======== Records for the task

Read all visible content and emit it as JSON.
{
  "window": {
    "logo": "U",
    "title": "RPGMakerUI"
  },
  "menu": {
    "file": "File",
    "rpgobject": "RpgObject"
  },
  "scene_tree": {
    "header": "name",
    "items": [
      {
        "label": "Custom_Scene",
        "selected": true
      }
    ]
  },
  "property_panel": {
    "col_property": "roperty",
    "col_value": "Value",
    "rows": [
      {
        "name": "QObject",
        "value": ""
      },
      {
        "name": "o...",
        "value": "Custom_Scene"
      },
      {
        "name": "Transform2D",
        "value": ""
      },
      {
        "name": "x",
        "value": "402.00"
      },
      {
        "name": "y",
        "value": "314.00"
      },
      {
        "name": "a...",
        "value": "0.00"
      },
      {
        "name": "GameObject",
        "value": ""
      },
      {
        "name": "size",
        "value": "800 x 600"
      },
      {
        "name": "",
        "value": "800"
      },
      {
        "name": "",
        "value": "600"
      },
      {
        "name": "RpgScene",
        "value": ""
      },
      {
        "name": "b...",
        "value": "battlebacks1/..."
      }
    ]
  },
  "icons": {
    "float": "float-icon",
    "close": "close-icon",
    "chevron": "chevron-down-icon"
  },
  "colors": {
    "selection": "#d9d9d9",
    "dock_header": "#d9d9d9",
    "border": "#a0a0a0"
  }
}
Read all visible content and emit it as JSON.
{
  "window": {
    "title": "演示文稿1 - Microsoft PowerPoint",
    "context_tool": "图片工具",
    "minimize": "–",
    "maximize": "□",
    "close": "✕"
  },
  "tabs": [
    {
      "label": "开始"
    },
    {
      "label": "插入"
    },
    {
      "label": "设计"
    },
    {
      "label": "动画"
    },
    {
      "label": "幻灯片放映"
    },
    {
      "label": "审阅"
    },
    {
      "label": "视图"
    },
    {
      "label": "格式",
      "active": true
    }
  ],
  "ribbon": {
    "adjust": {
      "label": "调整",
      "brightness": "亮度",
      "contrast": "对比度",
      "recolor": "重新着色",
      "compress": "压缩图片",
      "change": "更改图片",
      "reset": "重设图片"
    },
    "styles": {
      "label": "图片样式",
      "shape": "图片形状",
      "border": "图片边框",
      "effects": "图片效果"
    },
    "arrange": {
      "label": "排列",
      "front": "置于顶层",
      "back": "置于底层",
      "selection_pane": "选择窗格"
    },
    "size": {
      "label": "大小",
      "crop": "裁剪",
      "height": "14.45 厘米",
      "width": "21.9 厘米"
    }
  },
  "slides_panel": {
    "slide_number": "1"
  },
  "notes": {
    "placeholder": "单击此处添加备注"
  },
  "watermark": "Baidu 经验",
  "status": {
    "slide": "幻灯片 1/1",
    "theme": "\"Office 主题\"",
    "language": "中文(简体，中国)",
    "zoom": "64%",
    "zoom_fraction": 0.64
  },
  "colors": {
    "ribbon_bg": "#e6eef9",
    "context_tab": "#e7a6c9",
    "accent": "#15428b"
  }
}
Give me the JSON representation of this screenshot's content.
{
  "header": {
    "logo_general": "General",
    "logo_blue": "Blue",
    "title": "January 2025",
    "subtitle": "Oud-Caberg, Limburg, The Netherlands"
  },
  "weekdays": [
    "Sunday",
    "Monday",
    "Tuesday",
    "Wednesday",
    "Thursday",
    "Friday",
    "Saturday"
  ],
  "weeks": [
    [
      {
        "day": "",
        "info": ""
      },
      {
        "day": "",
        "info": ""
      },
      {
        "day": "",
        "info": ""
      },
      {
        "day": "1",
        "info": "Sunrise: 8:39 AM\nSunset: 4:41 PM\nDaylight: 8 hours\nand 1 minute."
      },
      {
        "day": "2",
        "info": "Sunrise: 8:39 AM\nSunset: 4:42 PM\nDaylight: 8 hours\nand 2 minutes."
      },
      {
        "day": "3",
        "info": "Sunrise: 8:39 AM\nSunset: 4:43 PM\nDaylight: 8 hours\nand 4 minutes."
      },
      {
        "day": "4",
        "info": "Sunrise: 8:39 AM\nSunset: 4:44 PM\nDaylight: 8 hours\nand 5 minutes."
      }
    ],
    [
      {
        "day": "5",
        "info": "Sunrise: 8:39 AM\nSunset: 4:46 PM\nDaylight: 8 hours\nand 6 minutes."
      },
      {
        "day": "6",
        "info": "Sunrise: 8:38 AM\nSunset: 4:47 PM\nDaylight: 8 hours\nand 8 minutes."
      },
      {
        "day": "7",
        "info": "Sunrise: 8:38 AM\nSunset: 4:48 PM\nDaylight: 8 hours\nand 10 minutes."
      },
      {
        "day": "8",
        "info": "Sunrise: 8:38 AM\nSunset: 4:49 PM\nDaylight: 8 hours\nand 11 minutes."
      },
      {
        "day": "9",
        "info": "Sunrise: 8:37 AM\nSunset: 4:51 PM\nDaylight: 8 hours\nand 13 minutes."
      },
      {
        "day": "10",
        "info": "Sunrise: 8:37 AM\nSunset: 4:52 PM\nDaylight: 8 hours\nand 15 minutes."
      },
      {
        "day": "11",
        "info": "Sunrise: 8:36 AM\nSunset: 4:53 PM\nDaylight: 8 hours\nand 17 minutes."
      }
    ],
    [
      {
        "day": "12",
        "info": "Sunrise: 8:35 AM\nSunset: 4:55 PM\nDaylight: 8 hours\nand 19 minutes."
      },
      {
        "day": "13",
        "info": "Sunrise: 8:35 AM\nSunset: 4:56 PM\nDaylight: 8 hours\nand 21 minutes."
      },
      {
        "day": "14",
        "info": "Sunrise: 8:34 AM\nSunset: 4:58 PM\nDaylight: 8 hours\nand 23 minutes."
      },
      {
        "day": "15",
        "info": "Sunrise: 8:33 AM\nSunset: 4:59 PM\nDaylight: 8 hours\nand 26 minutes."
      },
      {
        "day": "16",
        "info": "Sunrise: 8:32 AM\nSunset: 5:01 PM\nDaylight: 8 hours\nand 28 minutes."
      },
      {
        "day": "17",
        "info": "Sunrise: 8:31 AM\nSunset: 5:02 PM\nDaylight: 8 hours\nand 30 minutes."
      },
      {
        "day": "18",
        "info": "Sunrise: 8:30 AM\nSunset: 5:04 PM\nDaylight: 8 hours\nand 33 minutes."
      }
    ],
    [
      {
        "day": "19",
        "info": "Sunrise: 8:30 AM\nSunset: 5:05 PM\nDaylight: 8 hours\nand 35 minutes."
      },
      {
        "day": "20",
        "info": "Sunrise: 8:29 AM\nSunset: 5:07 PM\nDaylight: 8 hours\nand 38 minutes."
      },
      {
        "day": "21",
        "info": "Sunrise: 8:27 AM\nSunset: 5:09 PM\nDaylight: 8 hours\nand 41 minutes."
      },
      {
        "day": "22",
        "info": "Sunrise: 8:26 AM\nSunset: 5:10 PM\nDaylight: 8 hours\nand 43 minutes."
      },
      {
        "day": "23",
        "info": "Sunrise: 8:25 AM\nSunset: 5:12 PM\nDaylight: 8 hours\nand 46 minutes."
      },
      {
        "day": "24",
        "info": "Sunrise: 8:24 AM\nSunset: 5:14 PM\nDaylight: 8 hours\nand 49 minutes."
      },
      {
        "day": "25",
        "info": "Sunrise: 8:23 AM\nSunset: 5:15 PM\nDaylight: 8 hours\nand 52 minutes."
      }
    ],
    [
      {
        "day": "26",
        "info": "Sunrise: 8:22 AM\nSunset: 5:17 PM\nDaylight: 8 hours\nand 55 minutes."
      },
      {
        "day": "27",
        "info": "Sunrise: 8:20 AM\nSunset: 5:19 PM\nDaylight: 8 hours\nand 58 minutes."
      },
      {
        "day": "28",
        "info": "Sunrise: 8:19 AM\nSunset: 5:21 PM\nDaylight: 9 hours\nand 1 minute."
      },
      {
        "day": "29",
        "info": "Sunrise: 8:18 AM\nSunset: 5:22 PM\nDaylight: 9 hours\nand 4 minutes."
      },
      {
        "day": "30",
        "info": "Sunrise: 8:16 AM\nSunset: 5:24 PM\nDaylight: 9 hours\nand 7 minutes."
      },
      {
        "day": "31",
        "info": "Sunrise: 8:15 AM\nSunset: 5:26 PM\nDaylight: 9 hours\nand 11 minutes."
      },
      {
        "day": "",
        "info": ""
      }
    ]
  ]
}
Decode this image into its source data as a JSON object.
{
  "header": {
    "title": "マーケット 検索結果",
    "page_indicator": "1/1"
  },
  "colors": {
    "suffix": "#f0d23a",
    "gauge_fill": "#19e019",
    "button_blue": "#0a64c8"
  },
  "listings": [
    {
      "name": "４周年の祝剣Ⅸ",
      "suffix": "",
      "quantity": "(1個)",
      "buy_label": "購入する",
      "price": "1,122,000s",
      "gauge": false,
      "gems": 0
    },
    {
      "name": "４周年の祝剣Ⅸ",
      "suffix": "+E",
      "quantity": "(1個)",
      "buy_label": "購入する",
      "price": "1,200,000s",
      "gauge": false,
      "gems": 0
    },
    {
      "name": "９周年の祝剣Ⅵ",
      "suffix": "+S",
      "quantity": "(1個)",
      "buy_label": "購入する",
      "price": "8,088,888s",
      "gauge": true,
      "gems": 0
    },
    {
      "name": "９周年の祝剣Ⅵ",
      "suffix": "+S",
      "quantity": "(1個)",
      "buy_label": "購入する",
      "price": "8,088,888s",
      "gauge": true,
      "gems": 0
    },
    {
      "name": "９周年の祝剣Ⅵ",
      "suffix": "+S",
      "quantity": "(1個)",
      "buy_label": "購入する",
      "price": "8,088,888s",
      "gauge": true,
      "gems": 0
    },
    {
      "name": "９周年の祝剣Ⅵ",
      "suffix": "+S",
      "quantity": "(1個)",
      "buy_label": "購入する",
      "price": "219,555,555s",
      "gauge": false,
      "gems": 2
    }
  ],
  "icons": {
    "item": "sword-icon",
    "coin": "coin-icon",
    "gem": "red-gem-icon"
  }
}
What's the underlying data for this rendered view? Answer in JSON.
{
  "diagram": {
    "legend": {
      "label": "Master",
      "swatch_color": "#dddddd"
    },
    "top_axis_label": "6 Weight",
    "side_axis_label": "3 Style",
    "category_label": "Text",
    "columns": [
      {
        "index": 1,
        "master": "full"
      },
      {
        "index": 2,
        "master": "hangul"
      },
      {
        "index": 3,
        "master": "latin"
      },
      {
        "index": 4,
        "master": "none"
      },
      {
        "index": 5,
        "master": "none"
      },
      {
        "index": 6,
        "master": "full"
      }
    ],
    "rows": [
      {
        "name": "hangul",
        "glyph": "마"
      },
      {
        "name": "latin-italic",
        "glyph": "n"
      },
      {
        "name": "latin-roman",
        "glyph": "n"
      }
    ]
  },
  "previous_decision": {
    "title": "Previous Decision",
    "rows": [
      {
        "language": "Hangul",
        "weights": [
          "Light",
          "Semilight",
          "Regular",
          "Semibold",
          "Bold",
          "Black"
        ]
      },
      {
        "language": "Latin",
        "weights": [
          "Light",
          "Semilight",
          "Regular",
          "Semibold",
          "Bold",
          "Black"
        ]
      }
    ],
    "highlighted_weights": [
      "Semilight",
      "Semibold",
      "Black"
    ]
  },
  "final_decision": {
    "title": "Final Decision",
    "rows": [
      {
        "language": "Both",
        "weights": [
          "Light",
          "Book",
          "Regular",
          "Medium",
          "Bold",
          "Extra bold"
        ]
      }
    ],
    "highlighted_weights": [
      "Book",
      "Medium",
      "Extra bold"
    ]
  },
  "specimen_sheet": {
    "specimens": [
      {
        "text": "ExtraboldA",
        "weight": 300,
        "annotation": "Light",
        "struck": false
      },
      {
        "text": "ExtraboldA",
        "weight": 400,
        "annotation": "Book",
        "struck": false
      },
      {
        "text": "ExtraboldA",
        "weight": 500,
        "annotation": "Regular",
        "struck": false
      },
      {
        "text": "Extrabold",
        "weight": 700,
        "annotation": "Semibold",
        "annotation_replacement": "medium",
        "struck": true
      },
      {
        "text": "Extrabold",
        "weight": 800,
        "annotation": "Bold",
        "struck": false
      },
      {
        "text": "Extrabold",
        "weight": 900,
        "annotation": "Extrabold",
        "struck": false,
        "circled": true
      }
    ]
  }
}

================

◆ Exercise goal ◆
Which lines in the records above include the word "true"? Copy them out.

◆ Answer space ◆
        "selected": true
      "active": true
      "gauge": true,
      "gauge": true,
      "gauge": true,
        "struck": true
        "circled": true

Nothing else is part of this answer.